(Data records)
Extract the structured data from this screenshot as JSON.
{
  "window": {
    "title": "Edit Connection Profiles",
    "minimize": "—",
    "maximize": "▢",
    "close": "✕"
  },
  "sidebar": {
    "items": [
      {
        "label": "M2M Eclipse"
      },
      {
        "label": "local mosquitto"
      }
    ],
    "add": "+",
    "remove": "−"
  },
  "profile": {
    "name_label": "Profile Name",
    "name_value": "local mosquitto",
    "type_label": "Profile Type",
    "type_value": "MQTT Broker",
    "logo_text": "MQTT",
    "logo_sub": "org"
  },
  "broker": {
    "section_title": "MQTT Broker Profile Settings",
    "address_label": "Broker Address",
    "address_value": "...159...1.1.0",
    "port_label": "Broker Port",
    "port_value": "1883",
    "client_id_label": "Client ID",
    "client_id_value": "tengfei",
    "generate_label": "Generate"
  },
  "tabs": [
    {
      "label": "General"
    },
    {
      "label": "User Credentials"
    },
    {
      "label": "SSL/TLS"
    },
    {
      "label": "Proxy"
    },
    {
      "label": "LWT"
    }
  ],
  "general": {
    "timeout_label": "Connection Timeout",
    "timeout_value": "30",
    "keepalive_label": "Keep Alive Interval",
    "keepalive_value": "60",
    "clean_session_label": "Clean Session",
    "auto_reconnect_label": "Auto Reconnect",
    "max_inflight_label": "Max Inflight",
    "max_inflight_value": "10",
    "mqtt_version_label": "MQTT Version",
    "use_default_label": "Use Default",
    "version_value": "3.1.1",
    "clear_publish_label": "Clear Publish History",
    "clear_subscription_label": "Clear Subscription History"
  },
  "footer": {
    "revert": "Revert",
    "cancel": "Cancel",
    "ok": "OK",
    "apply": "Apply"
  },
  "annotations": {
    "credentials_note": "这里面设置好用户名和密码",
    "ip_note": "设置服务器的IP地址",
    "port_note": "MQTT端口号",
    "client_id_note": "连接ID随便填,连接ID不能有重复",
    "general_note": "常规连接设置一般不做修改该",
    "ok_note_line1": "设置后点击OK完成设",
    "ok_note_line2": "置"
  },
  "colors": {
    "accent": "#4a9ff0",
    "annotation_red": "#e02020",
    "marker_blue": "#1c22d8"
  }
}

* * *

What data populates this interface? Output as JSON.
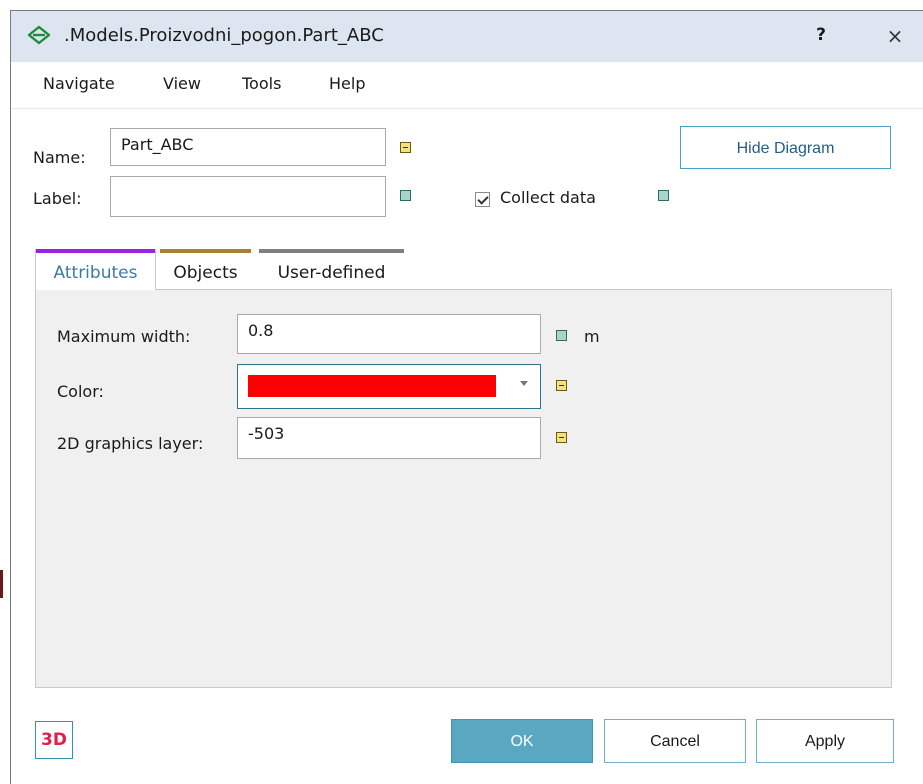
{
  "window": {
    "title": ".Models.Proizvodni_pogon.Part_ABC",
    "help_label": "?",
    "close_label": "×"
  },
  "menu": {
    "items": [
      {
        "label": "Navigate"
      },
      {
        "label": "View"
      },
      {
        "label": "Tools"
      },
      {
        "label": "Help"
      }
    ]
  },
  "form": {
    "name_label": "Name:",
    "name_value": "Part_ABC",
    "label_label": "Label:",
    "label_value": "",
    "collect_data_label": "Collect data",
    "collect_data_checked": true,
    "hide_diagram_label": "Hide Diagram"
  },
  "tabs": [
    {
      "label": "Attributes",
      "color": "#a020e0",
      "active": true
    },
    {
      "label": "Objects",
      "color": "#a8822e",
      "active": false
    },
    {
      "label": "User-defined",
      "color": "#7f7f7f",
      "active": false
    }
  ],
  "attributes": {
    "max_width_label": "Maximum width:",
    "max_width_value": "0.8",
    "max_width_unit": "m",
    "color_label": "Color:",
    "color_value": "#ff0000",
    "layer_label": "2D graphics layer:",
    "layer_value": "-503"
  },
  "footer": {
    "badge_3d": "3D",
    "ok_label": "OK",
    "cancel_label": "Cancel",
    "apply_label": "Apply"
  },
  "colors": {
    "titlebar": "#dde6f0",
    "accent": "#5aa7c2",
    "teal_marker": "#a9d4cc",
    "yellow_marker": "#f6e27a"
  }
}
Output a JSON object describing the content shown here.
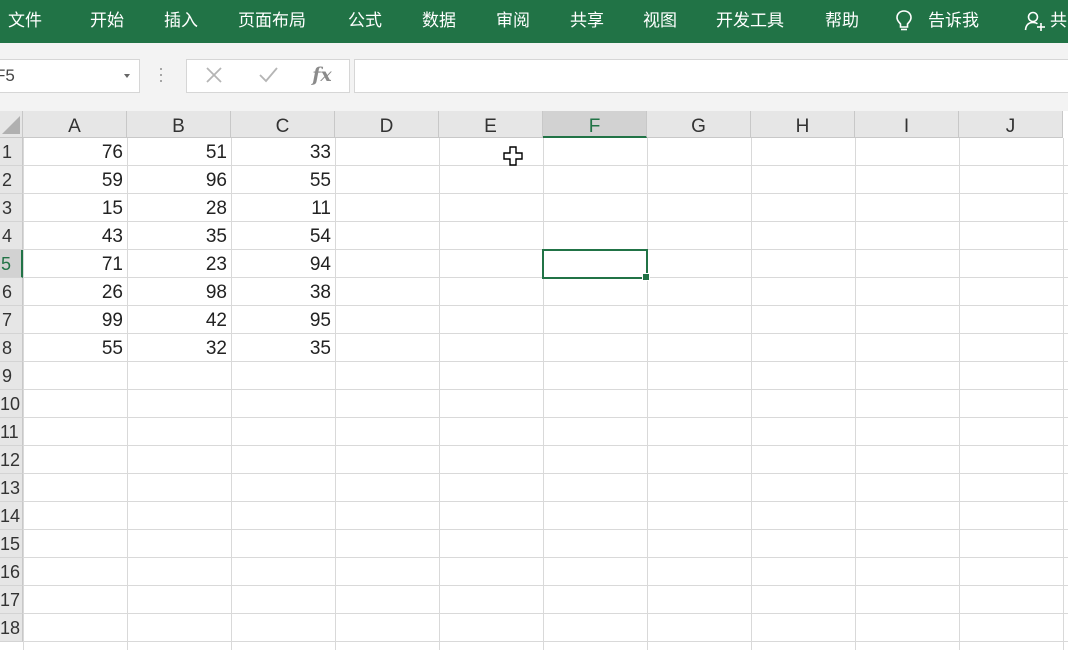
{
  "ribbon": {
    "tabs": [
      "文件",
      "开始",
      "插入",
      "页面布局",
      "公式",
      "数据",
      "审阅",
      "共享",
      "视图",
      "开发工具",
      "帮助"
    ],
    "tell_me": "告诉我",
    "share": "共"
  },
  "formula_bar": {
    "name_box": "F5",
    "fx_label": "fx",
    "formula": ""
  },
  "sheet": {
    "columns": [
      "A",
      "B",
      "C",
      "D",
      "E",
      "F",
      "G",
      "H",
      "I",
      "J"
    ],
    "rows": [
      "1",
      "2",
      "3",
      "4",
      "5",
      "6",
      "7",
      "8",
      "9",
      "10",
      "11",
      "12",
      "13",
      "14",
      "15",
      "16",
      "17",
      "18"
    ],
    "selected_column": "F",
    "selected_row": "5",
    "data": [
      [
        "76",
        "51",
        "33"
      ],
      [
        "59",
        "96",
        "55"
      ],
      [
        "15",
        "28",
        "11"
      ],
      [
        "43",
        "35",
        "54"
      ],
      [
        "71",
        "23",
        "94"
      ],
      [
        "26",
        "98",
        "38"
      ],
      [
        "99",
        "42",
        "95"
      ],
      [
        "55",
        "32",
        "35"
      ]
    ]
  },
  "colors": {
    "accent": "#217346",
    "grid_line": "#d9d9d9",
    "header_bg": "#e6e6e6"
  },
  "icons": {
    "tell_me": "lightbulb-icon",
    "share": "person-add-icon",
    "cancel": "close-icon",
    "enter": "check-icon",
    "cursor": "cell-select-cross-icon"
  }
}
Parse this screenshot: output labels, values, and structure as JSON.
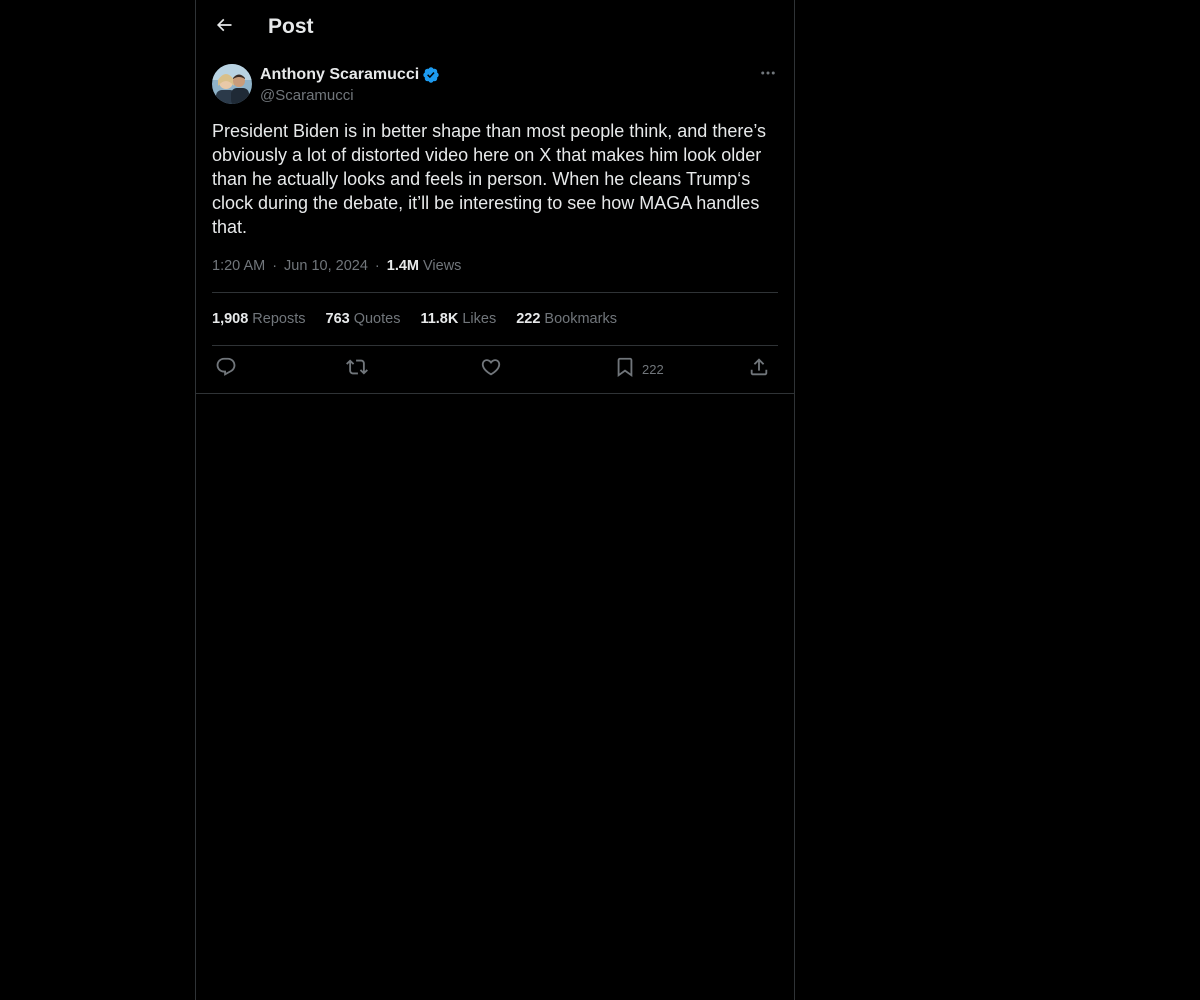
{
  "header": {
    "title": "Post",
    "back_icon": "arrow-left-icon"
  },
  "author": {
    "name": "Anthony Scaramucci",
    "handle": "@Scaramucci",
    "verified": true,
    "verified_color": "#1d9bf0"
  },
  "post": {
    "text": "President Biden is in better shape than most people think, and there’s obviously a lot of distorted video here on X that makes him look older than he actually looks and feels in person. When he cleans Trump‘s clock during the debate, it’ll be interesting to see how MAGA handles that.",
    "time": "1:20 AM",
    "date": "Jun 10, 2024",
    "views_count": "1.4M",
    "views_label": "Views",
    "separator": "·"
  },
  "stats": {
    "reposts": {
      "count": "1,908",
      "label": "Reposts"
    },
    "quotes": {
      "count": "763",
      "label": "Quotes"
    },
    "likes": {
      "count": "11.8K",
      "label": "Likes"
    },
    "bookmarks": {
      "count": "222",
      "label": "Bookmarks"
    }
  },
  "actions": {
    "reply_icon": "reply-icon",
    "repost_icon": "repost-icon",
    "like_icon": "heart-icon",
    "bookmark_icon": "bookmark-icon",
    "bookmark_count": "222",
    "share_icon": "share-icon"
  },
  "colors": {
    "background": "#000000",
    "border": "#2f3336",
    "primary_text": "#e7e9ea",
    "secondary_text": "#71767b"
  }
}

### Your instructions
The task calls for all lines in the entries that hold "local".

### Result of the task
        "label": "local mosquitto"
    "name_value": "local mosquitto",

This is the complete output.